▶ [EXERCISE] Pull every line with "LuxuryRentals" from the data below and copy it.
=== Begin Enclosure ===
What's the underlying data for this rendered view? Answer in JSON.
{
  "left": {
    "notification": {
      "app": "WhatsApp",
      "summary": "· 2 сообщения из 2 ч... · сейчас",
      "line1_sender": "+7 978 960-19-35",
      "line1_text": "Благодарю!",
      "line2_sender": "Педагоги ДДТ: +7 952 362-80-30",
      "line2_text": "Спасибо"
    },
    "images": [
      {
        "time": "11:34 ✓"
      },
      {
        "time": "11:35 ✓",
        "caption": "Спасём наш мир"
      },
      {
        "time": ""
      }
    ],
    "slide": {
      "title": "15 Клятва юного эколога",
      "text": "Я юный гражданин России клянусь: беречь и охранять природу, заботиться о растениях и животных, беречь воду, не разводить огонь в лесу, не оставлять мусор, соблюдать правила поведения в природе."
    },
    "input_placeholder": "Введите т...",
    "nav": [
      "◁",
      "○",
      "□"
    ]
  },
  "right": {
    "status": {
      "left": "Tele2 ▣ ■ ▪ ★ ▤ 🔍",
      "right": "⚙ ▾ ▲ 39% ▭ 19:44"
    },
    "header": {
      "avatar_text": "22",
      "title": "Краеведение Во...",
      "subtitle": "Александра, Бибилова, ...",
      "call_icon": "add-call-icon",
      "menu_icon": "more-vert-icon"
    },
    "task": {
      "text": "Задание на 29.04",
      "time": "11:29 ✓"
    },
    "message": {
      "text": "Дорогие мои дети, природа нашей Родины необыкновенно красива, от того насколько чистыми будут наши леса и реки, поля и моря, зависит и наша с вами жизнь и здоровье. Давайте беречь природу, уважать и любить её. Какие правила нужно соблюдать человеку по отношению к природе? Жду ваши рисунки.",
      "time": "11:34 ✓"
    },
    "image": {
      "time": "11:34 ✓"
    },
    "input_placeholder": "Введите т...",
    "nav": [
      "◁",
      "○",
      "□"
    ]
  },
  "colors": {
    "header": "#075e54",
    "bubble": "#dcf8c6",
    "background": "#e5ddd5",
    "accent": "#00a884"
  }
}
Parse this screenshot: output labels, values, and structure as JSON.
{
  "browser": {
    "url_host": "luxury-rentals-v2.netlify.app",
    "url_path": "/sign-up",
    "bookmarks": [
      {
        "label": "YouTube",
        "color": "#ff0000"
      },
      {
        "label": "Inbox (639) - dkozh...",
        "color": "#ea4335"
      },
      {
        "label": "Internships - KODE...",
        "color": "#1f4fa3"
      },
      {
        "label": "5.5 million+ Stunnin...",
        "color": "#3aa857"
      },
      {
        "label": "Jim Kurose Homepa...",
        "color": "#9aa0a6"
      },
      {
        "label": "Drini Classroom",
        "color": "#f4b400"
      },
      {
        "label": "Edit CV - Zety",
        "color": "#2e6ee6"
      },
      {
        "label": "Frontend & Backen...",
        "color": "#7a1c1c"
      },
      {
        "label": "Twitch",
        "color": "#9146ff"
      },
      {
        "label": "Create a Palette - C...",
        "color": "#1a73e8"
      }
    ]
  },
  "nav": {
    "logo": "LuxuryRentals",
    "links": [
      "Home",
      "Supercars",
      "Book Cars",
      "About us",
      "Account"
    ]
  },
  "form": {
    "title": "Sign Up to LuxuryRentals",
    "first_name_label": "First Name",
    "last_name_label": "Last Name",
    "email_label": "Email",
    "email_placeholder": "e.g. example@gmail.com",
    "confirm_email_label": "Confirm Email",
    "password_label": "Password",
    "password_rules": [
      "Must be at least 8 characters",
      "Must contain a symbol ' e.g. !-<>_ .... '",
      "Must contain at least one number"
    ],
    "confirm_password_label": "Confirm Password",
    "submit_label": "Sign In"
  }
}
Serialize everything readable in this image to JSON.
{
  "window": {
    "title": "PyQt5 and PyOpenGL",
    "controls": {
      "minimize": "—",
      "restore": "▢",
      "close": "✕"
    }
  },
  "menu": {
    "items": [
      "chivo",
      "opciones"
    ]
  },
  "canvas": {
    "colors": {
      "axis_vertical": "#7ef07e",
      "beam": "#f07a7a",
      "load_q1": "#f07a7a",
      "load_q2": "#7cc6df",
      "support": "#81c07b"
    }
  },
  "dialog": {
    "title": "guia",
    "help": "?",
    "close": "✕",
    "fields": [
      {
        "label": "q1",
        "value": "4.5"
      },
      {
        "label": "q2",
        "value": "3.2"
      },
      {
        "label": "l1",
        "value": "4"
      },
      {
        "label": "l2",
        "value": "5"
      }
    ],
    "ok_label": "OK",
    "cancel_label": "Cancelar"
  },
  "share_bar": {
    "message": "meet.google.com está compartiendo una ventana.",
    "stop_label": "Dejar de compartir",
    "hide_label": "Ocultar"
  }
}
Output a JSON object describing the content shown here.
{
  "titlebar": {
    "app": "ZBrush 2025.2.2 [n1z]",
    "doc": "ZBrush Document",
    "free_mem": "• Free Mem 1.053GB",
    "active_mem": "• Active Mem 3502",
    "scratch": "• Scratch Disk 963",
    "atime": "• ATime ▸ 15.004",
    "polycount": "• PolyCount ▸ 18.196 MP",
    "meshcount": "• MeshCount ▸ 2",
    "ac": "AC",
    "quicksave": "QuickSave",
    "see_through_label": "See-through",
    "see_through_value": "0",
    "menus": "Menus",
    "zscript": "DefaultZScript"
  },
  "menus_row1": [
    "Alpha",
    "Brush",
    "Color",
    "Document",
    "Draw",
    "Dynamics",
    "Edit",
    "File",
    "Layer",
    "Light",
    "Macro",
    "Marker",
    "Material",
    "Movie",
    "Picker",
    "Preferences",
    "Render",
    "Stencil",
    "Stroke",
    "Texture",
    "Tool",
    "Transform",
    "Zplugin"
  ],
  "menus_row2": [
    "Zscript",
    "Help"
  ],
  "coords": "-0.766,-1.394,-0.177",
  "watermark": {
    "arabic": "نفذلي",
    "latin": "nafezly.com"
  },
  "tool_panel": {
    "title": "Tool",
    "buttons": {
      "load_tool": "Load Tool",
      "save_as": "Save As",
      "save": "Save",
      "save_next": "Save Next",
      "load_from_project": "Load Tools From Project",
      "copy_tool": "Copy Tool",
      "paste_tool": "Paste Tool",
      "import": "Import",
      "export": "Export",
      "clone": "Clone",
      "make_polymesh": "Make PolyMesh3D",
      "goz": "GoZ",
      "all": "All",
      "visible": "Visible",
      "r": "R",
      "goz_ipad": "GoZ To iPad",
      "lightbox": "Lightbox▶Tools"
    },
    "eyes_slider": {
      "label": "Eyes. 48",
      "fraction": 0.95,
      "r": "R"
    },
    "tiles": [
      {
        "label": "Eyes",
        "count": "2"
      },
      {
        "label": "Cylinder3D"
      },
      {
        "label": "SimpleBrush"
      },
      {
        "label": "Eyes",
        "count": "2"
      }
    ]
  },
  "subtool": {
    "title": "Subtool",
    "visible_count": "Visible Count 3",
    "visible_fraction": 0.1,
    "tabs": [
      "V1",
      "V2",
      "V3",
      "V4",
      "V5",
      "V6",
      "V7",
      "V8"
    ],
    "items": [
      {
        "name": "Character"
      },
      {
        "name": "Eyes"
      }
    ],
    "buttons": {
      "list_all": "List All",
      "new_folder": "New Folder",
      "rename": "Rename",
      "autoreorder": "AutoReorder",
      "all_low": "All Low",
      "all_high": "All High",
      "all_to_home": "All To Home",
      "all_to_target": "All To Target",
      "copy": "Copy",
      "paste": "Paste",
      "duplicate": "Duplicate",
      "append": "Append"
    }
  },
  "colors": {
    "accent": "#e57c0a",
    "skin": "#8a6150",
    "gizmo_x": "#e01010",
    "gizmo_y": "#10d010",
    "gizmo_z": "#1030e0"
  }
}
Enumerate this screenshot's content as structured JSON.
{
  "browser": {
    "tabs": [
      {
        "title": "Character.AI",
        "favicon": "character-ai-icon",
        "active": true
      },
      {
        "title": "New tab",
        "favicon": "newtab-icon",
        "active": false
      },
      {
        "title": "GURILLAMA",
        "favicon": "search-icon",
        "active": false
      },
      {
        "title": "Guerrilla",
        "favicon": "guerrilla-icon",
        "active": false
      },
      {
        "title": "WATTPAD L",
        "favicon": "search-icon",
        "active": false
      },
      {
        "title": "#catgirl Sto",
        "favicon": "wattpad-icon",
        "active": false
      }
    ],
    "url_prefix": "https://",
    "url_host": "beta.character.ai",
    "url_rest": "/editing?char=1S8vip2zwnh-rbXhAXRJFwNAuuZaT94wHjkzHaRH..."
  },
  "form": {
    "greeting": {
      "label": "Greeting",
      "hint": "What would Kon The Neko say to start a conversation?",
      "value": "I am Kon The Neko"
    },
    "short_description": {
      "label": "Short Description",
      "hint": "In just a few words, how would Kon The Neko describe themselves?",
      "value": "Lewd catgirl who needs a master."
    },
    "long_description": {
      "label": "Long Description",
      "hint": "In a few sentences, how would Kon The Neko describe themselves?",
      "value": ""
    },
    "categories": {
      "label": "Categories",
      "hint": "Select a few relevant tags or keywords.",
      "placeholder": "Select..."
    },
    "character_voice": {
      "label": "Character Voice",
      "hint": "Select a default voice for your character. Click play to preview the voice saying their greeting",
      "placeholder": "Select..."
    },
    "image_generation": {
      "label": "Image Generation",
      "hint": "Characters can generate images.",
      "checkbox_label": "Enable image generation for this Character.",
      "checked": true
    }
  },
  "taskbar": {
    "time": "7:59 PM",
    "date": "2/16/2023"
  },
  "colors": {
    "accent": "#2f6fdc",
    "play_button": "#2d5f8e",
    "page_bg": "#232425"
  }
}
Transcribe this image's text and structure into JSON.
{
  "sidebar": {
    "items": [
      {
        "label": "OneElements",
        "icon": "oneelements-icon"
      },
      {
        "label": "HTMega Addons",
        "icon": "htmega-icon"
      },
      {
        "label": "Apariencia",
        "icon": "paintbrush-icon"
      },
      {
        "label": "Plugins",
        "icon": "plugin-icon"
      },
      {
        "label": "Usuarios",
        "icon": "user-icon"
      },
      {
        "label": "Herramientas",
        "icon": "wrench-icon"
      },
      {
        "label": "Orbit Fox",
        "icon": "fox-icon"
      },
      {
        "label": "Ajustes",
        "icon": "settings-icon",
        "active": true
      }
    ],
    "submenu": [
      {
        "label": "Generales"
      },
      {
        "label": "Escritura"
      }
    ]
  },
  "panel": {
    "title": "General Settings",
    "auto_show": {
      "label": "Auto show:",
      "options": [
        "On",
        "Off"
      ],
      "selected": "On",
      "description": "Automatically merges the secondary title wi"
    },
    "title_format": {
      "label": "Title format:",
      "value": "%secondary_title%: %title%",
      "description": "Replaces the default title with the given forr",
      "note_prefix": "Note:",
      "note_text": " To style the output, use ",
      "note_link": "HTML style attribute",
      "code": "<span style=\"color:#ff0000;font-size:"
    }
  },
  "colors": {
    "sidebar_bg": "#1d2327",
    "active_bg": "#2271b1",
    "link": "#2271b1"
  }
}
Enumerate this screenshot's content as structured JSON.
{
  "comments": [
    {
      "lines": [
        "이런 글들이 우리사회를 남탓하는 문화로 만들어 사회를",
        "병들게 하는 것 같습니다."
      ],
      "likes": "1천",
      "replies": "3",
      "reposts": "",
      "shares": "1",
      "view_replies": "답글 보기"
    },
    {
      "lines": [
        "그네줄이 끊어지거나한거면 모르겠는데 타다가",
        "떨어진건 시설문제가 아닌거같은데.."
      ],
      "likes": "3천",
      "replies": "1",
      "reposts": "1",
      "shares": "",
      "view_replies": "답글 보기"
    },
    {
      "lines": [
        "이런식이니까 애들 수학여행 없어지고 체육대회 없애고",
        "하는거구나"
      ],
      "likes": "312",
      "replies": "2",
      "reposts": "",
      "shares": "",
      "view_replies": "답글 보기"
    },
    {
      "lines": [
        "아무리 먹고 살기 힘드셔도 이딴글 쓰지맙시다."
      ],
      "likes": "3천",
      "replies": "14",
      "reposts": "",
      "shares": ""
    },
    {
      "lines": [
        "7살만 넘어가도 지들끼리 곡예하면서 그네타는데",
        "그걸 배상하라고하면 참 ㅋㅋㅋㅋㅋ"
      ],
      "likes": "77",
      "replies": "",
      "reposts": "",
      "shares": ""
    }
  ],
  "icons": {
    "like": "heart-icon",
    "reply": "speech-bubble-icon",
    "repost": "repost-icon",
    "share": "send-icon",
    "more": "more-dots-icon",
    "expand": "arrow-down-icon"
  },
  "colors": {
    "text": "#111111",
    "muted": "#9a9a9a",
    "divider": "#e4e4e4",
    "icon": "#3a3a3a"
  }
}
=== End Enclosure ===
▶ [WRITTEN RESPONSE]
    "logo": "LuxuryRentals",
    "title": "Sign Up to LuxuryRentals",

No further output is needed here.